Produced by the son of the lead couple, Breathe follows the remarkable story of the Cavendish family. Stricken with polio and paralysed from the neck down in 1958 on a business trip to Kenya, Robin Cavendish (Andrew Garfield) was told he had six months left. Instead, with the care of his wife Diana (Claire Foy) and their friends, Robin lived until 1981, along the way becoming an inspiring bastion in the fight for disabled quality of life. William Nicholson’s screenplay carries few surprises, feeling like a bit of a mishmash of The Theory of Everything, A United Kingdom, and The Crown, but he strikes a more jovial tone than one might have expected.
This allows for Garfield to be on immensely charming form, throwing out gently funny quips in even the direst of situations. Foy’s role is rather more reactive, but she does push it beyond the ‘long-suffering wife with endless patience’ cliché that it could have been. In the supporting cast, Hugh Bonneville is a lot of fun as Robin’s inventor friend Teddy who crafts a wheelchair that doubles as Robin’s iron lung, allowing a mobility that doctors thought impossible for polio patients, and Tom Hollander utterly steals the show as Diana’s brothers, Bloggs and David.
Any film with a double dose of Hollander (often playing against himself, with whom he has excellent chemistry) is bound to be fun, while Garfield and Foy have an ease to their interactions that lends a vital, lived-in weight to the relationship. There’s minimal conflict in the story, and though the travels and triumphs of the Cavendishes are entertaining in the moment, the whole thing can feel a little flat, especially on the approach to the ending.
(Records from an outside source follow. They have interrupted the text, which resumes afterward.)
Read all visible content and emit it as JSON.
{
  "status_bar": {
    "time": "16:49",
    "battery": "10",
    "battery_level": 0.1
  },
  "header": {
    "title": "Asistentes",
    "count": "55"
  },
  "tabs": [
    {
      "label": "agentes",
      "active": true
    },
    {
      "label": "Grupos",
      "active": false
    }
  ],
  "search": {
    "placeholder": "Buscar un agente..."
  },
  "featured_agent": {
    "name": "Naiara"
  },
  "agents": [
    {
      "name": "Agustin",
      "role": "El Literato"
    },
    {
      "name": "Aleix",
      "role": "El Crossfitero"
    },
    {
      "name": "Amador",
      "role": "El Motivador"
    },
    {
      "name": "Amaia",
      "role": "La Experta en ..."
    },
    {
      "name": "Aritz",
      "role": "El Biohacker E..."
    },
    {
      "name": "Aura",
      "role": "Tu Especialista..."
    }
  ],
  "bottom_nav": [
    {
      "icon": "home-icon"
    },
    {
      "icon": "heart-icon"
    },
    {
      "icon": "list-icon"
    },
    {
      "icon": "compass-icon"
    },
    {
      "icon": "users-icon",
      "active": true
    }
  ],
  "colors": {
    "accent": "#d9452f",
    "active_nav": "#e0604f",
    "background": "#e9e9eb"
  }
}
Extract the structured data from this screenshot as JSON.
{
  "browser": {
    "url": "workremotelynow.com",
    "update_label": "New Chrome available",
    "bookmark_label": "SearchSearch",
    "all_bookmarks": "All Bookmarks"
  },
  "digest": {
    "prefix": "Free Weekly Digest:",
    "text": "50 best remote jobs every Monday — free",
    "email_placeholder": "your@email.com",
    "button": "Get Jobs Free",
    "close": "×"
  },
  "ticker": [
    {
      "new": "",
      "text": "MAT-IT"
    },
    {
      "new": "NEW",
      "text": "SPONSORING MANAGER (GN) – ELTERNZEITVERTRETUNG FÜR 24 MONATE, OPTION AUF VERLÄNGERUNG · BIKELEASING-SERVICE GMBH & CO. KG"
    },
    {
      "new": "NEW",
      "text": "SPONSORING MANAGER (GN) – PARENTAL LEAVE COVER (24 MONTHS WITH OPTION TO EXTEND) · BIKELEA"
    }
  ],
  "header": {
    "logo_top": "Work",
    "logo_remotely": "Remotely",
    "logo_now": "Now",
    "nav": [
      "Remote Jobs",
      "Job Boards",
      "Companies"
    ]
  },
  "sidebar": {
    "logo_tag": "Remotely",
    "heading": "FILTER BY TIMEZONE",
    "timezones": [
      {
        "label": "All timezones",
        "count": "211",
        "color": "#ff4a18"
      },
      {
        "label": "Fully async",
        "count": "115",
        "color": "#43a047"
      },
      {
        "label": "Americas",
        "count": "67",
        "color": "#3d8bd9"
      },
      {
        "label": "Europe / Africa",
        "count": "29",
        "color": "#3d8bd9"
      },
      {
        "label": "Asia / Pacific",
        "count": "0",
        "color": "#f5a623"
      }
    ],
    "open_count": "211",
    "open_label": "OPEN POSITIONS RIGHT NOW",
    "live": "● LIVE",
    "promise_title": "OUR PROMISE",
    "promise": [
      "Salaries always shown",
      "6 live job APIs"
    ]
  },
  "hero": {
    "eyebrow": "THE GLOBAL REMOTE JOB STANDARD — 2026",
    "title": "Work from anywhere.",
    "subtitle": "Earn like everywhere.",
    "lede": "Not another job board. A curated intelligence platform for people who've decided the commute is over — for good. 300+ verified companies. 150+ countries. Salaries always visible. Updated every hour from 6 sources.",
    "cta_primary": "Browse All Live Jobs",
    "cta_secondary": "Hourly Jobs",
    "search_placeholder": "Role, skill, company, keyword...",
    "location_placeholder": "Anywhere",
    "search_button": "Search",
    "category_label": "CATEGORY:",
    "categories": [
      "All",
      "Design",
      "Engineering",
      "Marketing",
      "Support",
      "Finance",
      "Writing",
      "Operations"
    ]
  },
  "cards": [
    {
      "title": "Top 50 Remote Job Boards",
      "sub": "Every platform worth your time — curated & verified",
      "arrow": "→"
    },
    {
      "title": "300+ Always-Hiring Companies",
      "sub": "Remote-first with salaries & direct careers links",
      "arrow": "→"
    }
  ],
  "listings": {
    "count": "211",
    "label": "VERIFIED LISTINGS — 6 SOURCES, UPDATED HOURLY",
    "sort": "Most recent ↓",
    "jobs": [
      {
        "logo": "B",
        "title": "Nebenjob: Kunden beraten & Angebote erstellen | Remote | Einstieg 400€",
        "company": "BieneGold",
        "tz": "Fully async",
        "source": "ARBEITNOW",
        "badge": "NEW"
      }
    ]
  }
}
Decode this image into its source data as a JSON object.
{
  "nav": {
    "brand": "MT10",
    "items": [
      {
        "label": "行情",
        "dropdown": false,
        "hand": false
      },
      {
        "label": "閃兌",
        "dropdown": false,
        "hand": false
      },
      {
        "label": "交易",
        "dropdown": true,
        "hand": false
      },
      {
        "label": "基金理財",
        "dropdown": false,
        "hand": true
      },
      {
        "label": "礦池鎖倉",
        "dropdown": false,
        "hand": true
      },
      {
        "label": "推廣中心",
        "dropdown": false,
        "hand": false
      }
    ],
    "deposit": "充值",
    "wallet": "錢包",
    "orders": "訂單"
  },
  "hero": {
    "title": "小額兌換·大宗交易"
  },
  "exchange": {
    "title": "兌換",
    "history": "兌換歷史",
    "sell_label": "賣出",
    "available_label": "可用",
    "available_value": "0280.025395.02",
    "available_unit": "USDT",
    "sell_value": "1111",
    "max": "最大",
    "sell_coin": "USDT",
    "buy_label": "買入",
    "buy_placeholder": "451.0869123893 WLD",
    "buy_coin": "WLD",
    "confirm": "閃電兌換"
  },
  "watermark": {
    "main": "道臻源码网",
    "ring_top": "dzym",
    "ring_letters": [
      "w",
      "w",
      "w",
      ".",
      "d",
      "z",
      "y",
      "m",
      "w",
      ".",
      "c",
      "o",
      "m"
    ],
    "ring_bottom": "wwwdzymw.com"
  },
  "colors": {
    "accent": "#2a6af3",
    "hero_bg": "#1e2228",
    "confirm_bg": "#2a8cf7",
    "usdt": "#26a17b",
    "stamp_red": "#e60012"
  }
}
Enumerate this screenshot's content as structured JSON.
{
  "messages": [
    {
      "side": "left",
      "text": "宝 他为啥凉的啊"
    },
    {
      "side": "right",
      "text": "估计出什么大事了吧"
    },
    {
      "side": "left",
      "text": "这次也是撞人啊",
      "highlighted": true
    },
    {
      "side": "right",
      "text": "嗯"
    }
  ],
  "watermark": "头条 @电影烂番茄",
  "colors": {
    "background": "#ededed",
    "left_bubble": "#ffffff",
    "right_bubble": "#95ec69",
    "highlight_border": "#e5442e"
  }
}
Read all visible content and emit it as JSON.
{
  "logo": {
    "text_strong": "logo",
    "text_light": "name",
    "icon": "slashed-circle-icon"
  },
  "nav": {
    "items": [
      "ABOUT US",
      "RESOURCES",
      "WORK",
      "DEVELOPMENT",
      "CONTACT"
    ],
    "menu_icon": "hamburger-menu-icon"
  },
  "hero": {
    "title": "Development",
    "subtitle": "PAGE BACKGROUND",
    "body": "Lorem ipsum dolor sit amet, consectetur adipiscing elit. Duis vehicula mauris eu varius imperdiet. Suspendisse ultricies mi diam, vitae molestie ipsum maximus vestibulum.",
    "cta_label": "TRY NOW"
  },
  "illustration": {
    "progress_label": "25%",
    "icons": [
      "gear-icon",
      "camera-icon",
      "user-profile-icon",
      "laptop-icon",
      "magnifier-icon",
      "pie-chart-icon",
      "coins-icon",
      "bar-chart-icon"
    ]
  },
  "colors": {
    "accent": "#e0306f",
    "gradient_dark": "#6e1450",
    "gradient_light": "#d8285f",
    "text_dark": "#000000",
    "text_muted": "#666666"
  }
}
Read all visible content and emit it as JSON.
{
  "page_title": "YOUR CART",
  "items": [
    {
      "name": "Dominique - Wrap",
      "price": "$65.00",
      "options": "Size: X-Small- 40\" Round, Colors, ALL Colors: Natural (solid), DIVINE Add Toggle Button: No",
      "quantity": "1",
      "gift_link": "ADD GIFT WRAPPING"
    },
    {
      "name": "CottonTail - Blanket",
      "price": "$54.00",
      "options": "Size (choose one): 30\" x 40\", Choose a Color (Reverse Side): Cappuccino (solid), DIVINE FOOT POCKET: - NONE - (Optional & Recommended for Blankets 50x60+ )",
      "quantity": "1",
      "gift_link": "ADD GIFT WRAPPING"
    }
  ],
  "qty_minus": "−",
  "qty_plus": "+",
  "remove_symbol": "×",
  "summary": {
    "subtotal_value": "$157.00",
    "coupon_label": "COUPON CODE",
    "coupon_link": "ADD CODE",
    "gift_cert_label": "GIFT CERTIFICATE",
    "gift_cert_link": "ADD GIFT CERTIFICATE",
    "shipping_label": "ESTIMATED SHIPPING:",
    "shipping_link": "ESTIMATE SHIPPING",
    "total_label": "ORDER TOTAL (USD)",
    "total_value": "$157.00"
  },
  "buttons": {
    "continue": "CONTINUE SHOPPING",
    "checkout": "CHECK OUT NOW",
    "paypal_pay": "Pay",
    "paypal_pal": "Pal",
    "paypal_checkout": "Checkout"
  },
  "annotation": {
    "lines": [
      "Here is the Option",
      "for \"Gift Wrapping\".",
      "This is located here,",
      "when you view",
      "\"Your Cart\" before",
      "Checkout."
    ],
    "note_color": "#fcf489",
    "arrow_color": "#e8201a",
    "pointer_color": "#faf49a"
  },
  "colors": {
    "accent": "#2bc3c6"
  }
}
Sentimentality is never an inherently bad thing in a story like this, but Breathe sometimes trips over its own earnestness.
Serkis’s direction is often remarkable, not only in getting cracking performances from both his adult and child cast, but also in crafting immersive sweeping vistas and surreal sequences like a visit to a state-of-the-art iron lung hospital wing in Germany. It’s a bizarre, sci-fi-esque installation, and cinematographer Robert Richardson’s framing does a great job of capturing both the human and alien elements of the room. Some unconvincing old man makeup towards the end is the only visual misstep of a film far more technically excellent than it needed to be.
True stories of disabled history are rare in cinema, making Breathe an important film as well as an enjoyable one (though its dips into colonial history are dicier). Well-acted across the board, it also announces Serkis as a very exciting directing talent, and the proposition of him taking on a more technically demanding challenge is a very enticing one. He’s already pushed the art of acting into the future, and there’s no reason to think he couldn’t eventually pull of the same trick behind the camera.